Supplied data:
##########
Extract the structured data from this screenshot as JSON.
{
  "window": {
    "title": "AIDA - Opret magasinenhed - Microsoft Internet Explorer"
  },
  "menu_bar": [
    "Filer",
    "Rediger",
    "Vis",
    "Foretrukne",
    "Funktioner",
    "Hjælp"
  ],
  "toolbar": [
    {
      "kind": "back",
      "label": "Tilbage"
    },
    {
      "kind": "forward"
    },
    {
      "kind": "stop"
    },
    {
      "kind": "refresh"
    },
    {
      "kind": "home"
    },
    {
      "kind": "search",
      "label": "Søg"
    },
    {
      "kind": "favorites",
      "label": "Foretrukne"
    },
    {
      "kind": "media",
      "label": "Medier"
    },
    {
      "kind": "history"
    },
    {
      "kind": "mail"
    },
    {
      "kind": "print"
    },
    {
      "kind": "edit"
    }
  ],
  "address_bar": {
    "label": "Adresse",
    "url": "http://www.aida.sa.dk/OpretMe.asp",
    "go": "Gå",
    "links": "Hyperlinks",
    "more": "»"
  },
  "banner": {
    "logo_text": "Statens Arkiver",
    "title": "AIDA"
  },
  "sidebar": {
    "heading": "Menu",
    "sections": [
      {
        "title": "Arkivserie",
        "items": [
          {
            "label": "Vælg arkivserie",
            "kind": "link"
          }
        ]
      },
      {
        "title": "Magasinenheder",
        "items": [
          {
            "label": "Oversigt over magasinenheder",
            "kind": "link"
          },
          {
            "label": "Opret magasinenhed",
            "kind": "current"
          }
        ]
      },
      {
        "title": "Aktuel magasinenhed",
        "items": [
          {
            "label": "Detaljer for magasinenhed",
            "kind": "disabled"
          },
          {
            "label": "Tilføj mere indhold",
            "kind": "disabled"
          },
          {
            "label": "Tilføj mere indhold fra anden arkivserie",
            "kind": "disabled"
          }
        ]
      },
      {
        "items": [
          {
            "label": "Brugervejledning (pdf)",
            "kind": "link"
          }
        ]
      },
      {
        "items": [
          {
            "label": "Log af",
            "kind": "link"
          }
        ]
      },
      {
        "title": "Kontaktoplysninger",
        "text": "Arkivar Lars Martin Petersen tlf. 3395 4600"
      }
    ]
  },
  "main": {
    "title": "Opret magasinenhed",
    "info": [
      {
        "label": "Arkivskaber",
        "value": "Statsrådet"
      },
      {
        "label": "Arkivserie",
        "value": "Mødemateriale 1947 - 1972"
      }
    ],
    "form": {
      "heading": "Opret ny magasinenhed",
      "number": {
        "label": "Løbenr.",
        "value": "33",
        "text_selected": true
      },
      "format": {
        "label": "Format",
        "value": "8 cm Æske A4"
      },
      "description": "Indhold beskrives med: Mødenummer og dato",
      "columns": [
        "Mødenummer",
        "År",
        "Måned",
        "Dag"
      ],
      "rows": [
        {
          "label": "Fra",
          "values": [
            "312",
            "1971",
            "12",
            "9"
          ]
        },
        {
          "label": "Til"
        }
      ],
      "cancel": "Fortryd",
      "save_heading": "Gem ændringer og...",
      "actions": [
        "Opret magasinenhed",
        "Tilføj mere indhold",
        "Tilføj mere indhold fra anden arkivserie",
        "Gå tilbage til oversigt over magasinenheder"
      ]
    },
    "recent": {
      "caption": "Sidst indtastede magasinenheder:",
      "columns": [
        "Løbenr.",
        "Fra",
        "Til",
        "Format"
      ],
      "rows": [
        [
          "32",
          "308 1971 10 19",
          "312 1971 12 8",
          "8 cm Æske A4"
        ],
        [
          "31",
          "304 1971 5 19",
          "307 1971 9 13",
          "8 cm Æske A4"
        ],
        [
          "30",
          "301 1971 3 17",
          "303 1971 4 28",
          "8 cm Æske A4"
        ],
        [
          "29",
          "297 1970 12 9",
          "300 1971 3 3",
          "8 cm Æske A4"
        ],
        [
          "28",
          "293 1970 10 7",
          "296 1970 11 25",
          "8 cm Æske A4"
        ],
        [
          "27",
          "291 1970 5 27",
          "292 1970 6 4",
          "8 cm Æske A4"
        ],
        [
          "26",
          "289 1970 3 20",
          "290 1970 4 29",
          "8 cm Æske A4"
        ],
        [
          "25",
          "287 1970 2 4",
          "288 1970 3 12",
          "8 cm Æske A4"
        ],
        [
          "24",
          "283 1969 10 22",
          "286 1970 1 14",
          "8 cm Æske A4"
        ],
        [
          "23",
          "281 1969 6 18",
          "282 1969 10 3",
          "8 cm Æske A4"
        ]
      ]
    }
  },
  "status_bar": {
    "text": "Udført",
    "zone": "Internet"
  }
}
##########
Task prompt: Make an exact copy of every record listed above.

Result:
Extract the structured data from this screenshot as JSON.
{
  "window": {
    "title": "AIDA - Opret magasinenhed - Microsoft Internet Explorer"
  },
  "menu_bar": [
    "Filer",
    "Rediger",
    "Vis",
    "Foretrukne",
    "Funktioner",
    "Hjælp"
  ],
  "toolbar": [
    {
      "kind": "back",
      "label": "Tilbage"
    },
    {
      "kind": "forward"
    },
    {
      "kind": "stop"
    },
    {
      "kind": "refresh"
    },
    {
      "kind": "home"
    },
    {
      "kind": "search",
      "label": "Søg"
    },
    {
      "kind": "favorites",
      "label": "Foretrukne"
    },
    {
      "kind": "media",
      "label": "Medier"
    },
    {
      "kind": "history"
    },
    {
      "kind": "mail"
    },
    {
      "kind": "print"
    },
    {
      "kind": "edit"
    }
  ],
  "address_bar": {
    "label": "Adresse",
    "url": "http://www.aida.sa.dk/OpretMe.asp",
    "go": "Gå",
    "links": "Hyperlinks",
    "more": "»"
  },
  "banner": {
    "logo_text": "Statens Arkiver",
    "title": "AIDA"
  },
  "sidebar": {
    "heading": "Menu",
    "sections": [
      {
        "title": "Arkivserie",
        "items": [
          {
            "label": "Vælg arkivserie",
            "kind": "link"
          }
        ]
      },
      {
        "title": "Magasinenheder",
        "items": [
          {
            "label": "Oversigt over magasinenheder",
            "kind": "link"
          },
          {
            "label": "Opret magasinenhed",
            "kind": "current"
          }
        ]
      },
      {
        "title": "Aktuel magasinenhed",
        "items": [
          {
            "label": "Detaljer for magasinenhed",
            "kind": "disabled"
          },
          {
            "label": "Tilføj mere indhold",
            "kind": "disabled"
          },
          {
            "label": "Tilføj mere indhold fra anden arkivserie",
            "kind": "disabled"
          }
        ]
      },
      {
        "items": [
          {
            "label": "Brugervejledning (pdf)",
            "kind": "link"
          }
        ]
      },
      {
        "items": [
          {
            "label": "Log af",
            "kind": "link"
          }
        ]
      },
      {
        "title": "Kontaktoplysninger",
        "text": "Arkivar Lars Martin Petersen tlf. 3395 4600"
      }
    ]
  },
  "main": {
    "title": "Opret magasinenhed",
    "info": [
      {
        "label": "Arkivskaber",
        "value": "Statsrådet"
      },
      {
        "label": "Arkivserie",
        "value": "Mødemateriale 1947 - 1972"
      }
    ],
    "form": {
      "heading": "Opret ny magasinenhed",
      "number": {
        "label": "Løbenr.",
        "value": "33",
        "text_selected": true
      },
      "format": {
        "label": "Format",
        "value": "8 cm Æske A4"
      },
      "description": "Indhold beskrives med: Mødenummer og dato",
      "columns": [
        "Mødenummer",
        "År",
        "Måned",
        "Dag"
      ],
      "rows": [
        {
          "label": "Fra",
          "values": [
            "312",
            "1971",
            "12",
            "9"
          ]
        },
        {
          "label": "Til"
        }
      ],
      "cancel": "Fortryd",
      "save_heading": "Gem ændringer og...",
      "actions": [
        "Opret magasinenhed",
        "Tilføj mere indhold",
        "Tilføj mere indhold fra anden arkivserie",
        "Gå tilbage til oversigt over magasinenheder"
      ]
    },
    "recent": {
      "caption": "Sidst indtastede magasinenheder:",
      "columns": [
        "Løbenr.",
        "Fra",
        "Til",
        "Format"
      ],
      "rows": [
        [
          "32",
          "308 1971 10 19",
          "312 1971 12 8",
          "8 cm Æske A4"
        ],
        [
          "31",
          "304 1971 5 19",
          "307 1971 9 13",
          "8 cm Æske A4"
        ],
        [
          "30",
          "301 1971 3 17",
          "303 1971 4 28",
          "8 cm Æske A4"
        ],
        [
          "29",
          "297 1970 12 9",
          "300 1971 3 3",
          "8 cm Æske A4"
        ],
        [
          "28",
          "293 1970 10 7",
          "296 1970 11 25",
          "8 cm Æske A4"
        ],
        [
          "27",
          "291 1970 5 27",
          "292 1970 6 4",
          "8 cm Æske A4"
        ],
        [
          "26",
          "289 1970 3 20",
          "290 1970 4 29",
          "8 cm Æske A4"
        ],
        [
          "25",
          "287 1970 2 4",
          "288 1970 3 12",
          "8 cm Æske A4"
        ],
        [
          "24",
          "283 1969 10 22",
          "286 1970 1 14",
          "8 cm Æske A4"
        ],
        [
          "23",
          "281 1969 6 18",
          "282 1969 10 3",
          "8 cm Æske A4"
        ]
      ]
    }
  },
  "status_bar": {
    "text": "Udført",
    "zone": "Internet"
  }
}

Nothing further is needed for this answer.